The Old Faithful Inn area is very crowded during the day. Around the hotel and Old Faithful were the most crowds we saw the whole trip. A short walk away, the Upper Geyser Basin was much less crowded. At nighttime a ton of people also cleared out. We held a room in the old house section of the Inn. It had a sink, but shared bathrooms down the hall. The bathrooms were very clean and the shower stalls had shower gels and shampoo in them. The Inn is beautiful and they do give tours during the day so you can learn the history.

The Mammoth area is near the North Entrance and Mammoth Hot Springs. Mammoth Village has a hotel, cabins, a post office, visitor center, chapel and restaurants.
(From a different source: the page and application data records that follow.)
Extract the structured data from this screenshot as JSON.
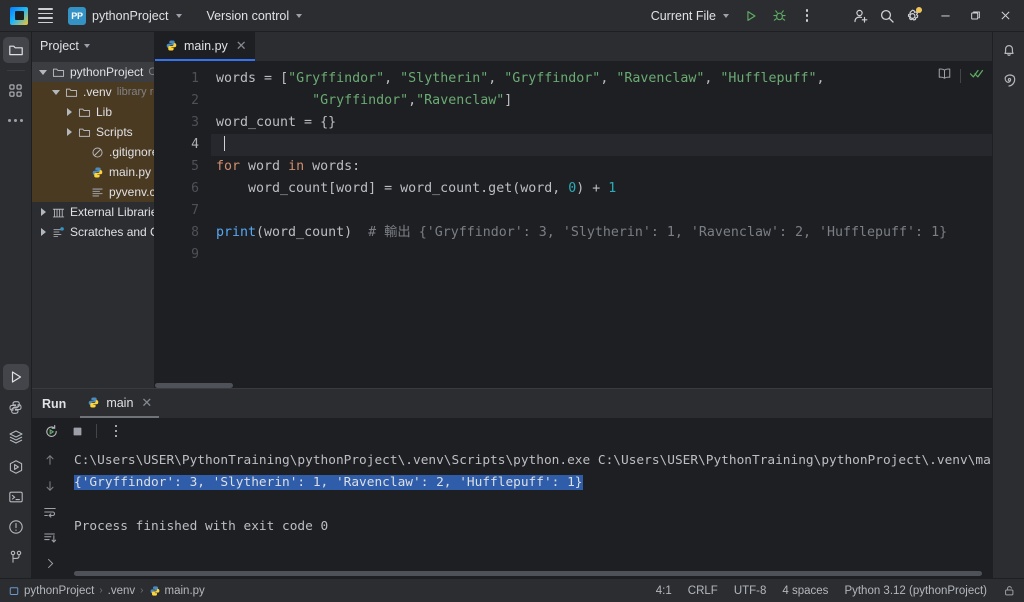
{
  "titlebar": {
    "menu_icon": "hamburger-icon",
    "project_badge": "PP",
    "project_name": "pythonProject",
    "version_control": "Version control",
    "current_file": "Current File",
    "run_icon": "run-icon",
    "debug_icon": "debug-icon",
    "more_icon": "more-actions-icon",
    "account_icon": "add-account-icon",
    "search_icon": "search-icon",
    "settings_icon": "settings-gear-icon",
    "minimize": "−",
    "maximize": "❐",
    "close": "✕"
  },
  "left_strip": {
    "items": [
      {
        "name": "project-tool-window",
        "icon": "folder-icon",
        "active": true
      },
      {
        "name": "structure-tool-window",
        "icon": "structure-icon",
        "active": false
      },
      {
        "name": "more-tool-windows",
        "icon": "ellipsis-icon",
        "active": false
      }
    ],
    "bottom_items": [
      {
        "name": "run-tool-window",
        "icon": "run-play-icon",
        "active": true
      },
      {
        "name": "python-console",
        "icon": "python-icon",
        "active": false
      },
      {
        "name": "services",
        "icon": "layers-icon",
        "active": false
      },
      {
        "name": "coverage",
        "icon": "run-coverage-icon",
        "active": false
      },
      {
        "name": "terminal",
        "icon": "terminal-icon",
        "active": false
      },
      {
        "name": "problems",
        "icon": "warning-circle-icon",
        "active": false
      },
      {
        "name": "version-control",
        "icon": "git-branch-icon",
        "active": false
      }
    ]
  },
  "right_strip": {
    "items": [
      {
        "name": "notifications",
        "icon": "bell-icon"
      },
      {
        "name": "ai-assistant",
        "icon": "spiral-icon"
      }
    ]
  },
  "project_pane": {
    "title": "Project",
    "tree": [
      {
        "label": "pythonProject",
        "note": "C:\\",
        "icon": "folder-icon",
        "arrow": "down",
        "indent": 0,
        "selected": true,
        "highlight": false
      },
      {
        "label": ".venv",
        "note": "library root",
        "icon": "folder-icon",
        "arrow": "down",
        "indent": 1,
        "selected": false,
        "highlight": true
      },
      {
        "label": "Lib",
        "note": "",
        "icon": "folder-icon",
        "arrow": "right",
        "indent": 2,
        "selected": false,
        "highlight": true
      },
      {
        "label": "Scripts",
        "note": "",
        "icon": "folder-icon",
        "arrow": "right",
        "indent": 2,
        "selected": false,
        "highlight": true
      },
      {
        "label": ".gitignore",
        "note": "",
        "icon": "gitignore-icon",
        "arrow": "none",
        "indent": 3,
        "selected": false,
        "highlight": true
      },
      {
        "label": "main.py",
        "note": "",
        "icon": "python-file-icon",
        "arrow": "none",
        "indent": 3,
        "selected": false,
        "highlight": true
      },
      {
        "label": "pyvenv.cfg",
        "note": "",
        "icon": "config-file-icon",
        "arrow": "none",
        "indent": 3,
        "selected": false,
        "highlight": true
      },
      {
        "label": "External Libraries",
        "note": "",
        "icon": "library-icon",
        "arrow": "right",
        "indent": 0,
        "selected": false,
        "highlight": false
      },
      {
        "label": "Scratches and Cor",
        "note": "",
        "icon": "scratches-icon",
        "arrow": "right",
        "indent": 0,
        "selected": false,
        "highlight": false
      }
    ]
  },
  "editor": {
    "tab": {
      "label": "main.py",
      "icon": "python-file-icon",
      "close": "✕"
    },
    "widgets": {
      "reader_mode": "reader-mode-icon",
      "inspections": "inspections-ok-icon"
    },
    "line_numbers": [
      "1",
      "2",
      "3",
      "4",
      "5",
      "6",
      "7",
      "8",
      "9"
    ],
    "current_line": 4,
    "code_lines": [
      {
        "n": 1,
        "tokens": [
          {
            "t": "words ",
            "c": "id"
          },
          {
            "t": "= ",
            "c": "id"
          },
          {
            "t": "[",
            "c": "id"
          },
          {
            "t": "\"Gryffindor\"",
            "c": "s"
          },
          {
            "t": ", ",
            "c": "id"
          },
          {
            "t": "\"Slytherin\"",
            "c": "s"
          },
          {
            "t": ", ",
            "c": "id"
          },
          {
            "t": "\"Gryffindor\"",
            "c": "s"
          },
          {
            "t": ", ",
            "c": "id"
          },
          {
            "t": "\"Ravenclaw\"",
            "c": "s"
          },
          {
            "t": ", ",
            "c": "id"
          },
          {
            "t": "\"Hufflepuff\"",
            "c": "s"
          },
          {
            "t": ",",
            "c": "id"
          }
        ]
      },
      {
        "n": 2,
        "tokens": [
          {
            "t": "            ",
            "c": "id"
          },
          {
            "t": "\"Gryffindor\"",
            "c": "s"
          },
          {
            "t": ",",
            "c": "id"
          },
          {
            "t": "\"Ravenclaw\"",
            "c": "s"
          },
          {
            "t": "]",
            "c": "id"
          }
        ]
      },
      {
        "n": 3,
        "tokens": [
          {
            "t": "word_count = {}",
            "c": "id"
          }
        ]
      },
      {
        "n": 4,
        "tokens": []
      },
      {
        "n": 5,
        "tokens": [
          {
            "t": "for",
            "c": "k"
          },
          {
            "t": " word ",
            "c": "id"
          },
          {
            "t": "in",
            "c": "k"
          },
          {
            "t": " words:",
            "c": "id"
          }
        ]
      },
      {
        "n": 6,
        "tokens": [
          {
            "t": "    word_count[word] = word_count.get(word, ",
            "c": "id"
          },
          {
            "t": "0",
            "c": "n"
          },
          {
            "t": ") + ",
            "c": "id"
          },
          {
            "t": "1",
            "c": "n"
          }
        ]
      },
      {
        "n": 7,
        "tokens": []
      },
      {
        "n": 8,
        "tokens": [
          {
            "t": "print",
            "c": "fn"
          },
          {
            "t": "(word_count)  ",
            "c": "id"
          },
          {
            "t": "# 輸出 {'Gryffindor': 3, 'Slytherin': 1, 'Ravenclaw': 2, 'Hufflepuff': 1}",
            "c": "c"
          }
        ]
      },
      {
        "n": 9,
        "tokens": []
      }
    ]
  },
  "run_panel": {
    "title": "Run",
    "tab": {
      "label": "main",
      "icon": "python-file-icon",
      "close": "✕"
    },
    "toolbar": [
      {
        "name": "rerun-button",
        "icon": "rerun-icon"
      },
      {
        "name": "stop-button",
        "icon": "stop-icon"
      },
      {
        "name": "more-run-options",
        "icon": "more-actions-icon"
      }
    ],
    "gutter": [
      {
        "name": "prev-occurrence",
        "icon": "arrow-up-icon"
      },
      {
        "name": "next-occurrence",
        "icon": "arrow-down-icon"
      },
      {
        "name": "soft-wrap",
        "icon": "soft-wrap-icon"
      },
      {
        "name": "scroll-to-end",
        "icon": "scroll-to-end-icon"
      },
      {
        "name": "expand-console",
        "icon": "chevron-right-icon"
      }
    ],
    "console": {
      "command_line": "C:\\Users\\USER\\PythonTraining\\pythonProject\\.venv\\Scripts\\python.exe C:\\Users\\USER\\PythonTraining\\pythonProject\\.venv\\main",
      "output_line": "{'Gryffindor': 3, 'Slytherin': 1, 'Ravenclaw': 2, 'Hufflepuff': 1}",
      "exit_line": "Process finished with exit code 0"
    }
  },
  "status_bar": {
    "breadcrumb": [
      {
        "label": "pythonProject",
        "icon": "module-icon"
      },
      {
        "label": ".venv",
        "icon": "none"
      },
      {
        "label": "main.py",
        "icon": "python-file-icon"
      }
    ],
    "separator": "›",
    "caret_position": "4:1",
    "line_separator": "CRLF",
    "encoding": "UTF-8",
    "indent": "4 spaces",
    "interpreter": "Python 3.12 (pythonProject)",
    "lock_icon": "lock-open-icon"
  },
  "colors": {
    "accent": "#3574f0",
    "titlebar_bg": "#2b2d30",
    "editor_bg": "#1e1f22",
    "string": "#6aab73",
    "keyword": "#cf8e6d",
    "number": "#2aacb8",
    "comment": "#7a7e85",
    "selection": "#2f5daa",
    "venv_highlight": "#4b3a22"
  }
}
Historic Fort Yellowstone is here and there is a walking tour you can do.  Elk are often seen in this area.  We stayed in a hot tub cabin and it was nice after walking all day.

One of our favorite locations was the Roosevelt Lodge and Cabins. Roughrider Cabins are basic and have a stove for heat. This location is near Lamar Valley and the Northeast Entrance. You would get to the Beartooth Highway from this entrance. You can sign up for the Cowboy Cookout during the summer and ride a horse from the Roosevelt Stables or take a stagecoach! The Lamar Valley is beautiful and a great place to watch for bears and wolves. If you want a cabin with a bathroom, you have to book on May 1st for the next summer. There are only about 14 of these cabins! Otherwise there are shared bathrooms.
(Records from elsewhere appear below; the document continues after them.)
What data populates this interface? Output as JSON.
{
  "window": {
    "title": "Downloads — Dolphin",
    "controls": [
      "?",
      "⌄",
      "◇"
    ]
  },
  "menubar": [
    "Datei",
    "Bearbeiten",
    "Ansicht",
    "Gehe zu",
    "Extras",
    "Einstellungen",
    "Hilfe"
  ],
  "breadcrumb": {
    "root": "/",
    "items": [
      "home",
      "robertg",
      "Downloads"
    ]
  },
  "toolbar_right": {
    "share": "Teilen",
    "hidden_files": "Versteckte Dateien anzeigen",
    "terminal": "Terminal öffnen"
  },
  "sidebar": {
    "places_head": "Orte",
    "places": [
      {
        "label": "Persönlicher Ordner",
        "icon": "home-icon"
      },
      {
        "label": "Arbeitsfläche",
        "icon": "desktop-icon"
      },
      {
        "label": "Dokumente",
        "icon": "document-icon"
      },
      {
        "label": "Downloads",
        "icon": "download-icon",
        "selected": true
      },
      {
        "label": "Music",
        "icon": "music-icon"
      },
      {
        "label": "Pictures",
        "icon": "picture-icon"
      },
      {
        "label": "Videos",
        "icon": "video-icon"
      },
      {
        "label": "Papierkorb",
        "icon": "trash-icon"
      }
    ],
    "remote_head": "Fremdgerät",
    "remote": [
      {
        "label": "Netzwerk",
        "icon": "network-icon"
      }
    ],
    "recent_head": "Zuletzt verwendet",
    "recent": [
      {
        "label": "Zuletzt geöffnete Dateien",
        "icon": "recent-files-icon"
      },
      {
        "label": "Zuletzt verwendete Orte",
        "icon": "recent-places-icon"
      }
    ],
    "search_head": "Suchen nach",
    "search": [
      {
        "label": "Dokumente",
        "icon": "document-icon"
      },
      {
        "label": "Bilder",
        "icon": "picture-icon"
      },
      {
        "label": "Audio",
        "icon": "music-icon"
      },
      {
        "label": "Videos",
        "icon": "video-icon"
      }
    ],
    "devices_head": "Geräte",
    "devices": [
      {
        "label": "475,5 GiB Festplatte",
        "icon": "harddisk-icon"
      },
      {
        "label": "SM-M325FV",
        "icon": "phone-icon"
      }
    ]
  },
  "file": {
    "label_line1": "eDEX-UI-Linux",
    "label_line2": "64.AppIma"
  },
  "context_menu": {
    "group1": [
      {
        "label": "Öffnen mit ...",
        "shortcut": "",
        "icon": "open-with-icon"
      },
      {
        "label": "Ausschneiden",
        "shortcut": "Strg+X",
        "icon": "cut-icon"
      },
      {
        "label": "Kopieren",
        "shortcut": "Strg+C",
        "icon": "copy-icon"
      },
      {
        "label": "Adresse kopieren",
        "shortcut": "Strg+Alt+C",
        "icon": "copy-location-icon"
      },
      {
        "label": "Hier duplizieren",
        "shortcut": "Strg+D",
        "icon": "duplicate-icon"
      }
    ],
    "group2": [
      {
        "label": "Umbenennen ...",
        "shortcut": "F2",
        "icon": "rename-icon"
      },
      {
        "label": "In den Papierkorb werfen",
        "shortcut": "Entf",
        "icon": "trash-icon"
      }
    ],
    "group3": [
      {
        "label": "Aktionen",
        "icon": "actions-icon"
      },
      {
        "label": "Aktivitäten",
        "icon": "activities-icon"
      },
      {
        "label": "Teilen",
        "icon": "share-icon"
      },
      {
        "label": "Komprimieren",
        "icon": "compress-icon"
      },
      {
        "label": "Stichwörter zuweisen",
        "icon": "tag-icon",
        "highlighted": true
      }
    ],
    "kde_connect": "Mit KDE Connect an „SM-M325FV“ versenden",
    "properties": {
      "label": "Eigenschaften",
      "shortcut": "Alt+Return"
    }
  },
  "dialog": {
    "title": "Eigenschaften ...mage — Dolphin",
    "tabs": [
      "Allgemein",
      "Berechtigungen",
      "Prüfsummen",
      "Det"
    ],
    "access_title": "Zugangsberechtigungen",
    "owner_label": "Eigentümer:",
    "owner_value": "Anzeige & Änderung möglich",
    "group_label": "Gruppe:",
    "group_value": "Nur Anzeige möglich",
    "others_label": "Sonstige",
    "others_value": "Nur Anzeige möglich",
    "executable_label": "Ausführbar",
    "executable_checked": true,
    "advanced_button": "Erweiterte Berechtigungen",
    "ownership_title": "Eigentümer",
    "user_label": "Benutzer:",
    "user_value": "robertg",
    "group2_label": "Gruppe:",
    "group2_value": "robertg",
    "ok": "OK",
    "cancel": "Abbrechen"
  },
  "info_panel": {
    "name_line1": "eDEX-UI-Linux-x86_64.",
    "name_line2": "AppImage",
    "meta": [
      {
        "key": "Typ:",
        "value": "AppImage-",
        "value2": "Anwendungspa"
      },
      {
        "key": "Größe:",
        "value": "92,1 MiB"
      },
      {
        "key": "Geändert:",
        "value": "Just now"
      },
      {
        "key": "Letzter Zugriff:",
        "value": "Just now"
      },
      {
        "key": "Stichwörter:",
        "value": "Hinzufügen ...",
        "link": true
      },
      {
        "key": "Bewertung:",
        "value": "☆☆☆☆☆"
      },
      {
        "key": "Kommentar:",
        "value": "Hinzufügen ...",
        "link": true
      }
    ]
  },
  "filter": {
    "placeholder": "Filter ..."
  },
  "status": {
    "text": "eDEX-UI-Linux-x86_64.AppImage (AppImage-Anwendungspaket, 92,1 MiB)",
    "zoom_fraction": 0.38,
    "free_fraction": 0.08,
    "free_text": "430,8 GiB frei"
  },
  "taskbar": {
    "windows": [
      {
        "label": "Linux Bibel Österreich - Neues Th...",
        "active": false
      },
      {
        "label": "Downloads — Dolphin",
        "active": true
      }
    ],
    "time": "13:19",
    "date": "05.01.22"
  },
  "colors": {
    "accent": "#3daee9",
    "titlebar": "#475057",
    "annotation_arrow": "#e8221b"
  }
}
The next area we stayed in was near Lake Yellowstone. There are several nice hikes near Lake. You can take boats out or go on a guided Lake cruise. The Lake Hotel rooms are refurbished and expensive, but there are also bright yellow cabins here. Lake Lodge is next door and more rustic. There are cabins in this area as well. You can walk over to the Lake Hotel’s dining room. This is a good spot to get to Hayden Valley and The Grand Canyon of the Yellowstone as well. There is a nice large laundry area at the Lake Lodge.    
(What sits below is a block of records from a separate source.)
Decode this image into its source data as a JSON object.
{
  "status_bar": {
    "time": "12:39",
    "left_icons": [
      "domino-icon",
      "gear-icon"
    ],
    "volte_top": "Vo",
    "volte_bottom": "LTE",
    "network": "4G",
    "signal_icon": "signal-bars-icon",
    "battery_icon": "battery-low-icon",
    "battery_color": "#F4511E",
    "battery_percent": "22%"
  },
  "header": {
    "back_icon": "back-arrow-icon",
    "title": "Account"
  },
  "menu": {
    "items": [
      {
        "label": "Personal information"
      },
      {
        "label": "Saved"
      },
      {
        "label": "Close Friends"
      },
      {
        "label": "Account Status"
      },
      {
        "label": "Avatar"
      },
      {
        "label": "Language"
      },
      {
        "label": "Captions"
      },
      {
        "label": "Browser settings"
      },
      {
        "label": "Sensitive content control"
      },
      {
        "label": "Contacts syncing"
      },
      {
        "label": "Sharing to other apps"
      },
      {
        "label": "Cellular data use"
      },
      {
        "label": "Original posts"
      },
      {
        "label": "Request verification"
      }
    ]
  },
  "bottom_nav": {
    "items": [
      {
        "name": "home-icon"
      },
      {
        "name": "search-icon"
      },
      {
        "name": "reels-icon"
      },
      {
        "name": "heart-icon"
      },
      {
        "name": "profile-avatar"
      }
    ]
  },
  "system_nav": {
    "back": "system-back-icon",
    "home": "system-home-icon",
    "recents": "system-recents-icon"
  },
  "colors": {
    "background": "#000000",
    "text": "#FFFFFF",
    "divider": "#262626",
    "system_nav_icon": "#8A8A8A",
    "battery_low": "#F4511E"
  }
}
I hope this gives you some info on where to start planning. There are other areas to stay at near Canyon and Grant Village as well as campsites spread throughout Yellowstone. The Old Faithful area also has the Snow Lodge and Cabins. TripAdvisor has some great info that you may want to start with. Yellowstone Treasures is also a wonderful book for research! 

The Crow’s Nest at Old Faithful Inn

High in the rafters at the Old Faithful Inn in Yellowstone National Park, is an enchanting place called the Crow’s Nest. It is said that Robert Reamer, the architect that built the Inn designed it from a childhood fantasy. Bands used to play here for guests high in the air. It is 76 feet up and looks like an amazing tree house.

When I was researching our Yellowstone trip, I came across info on the Crow’s Nest. It turns out you can call the Old Faithful Inn bell desk, and if there is space during your stay, they will take you up to the Crow’s Nest and the roof of the Old Faithful Inn for flag lowering. I was lucky to read this in May when they first opened for the season. I was able to get a spot for our August trip!

We met at the bell desk at 6pm as requested. The bell person that we went up with told us another family might be joining us and was that OK. We said sure. We waited a bit more for the family to show up, but only the mother decided to go. (Wow, who would turn this down? Maybe someone was afraid of heights!) Then we set off for the stairs. They keep the stairs to this area locked for safety.

People were watching and wondering why we got to go past the gates. It pays to do some research ahead of time.

The Crow’s Nest was amazing, but the real honor was getting to lower the United States flag and state flags on the roof of the Inn.

This would be a great thing to surprise someone with on your trip. It is pretty high up, and the railings are low so be prepared. It can be windy as well. The view of the Upper Geyser Basin and Old Faithful is stunning.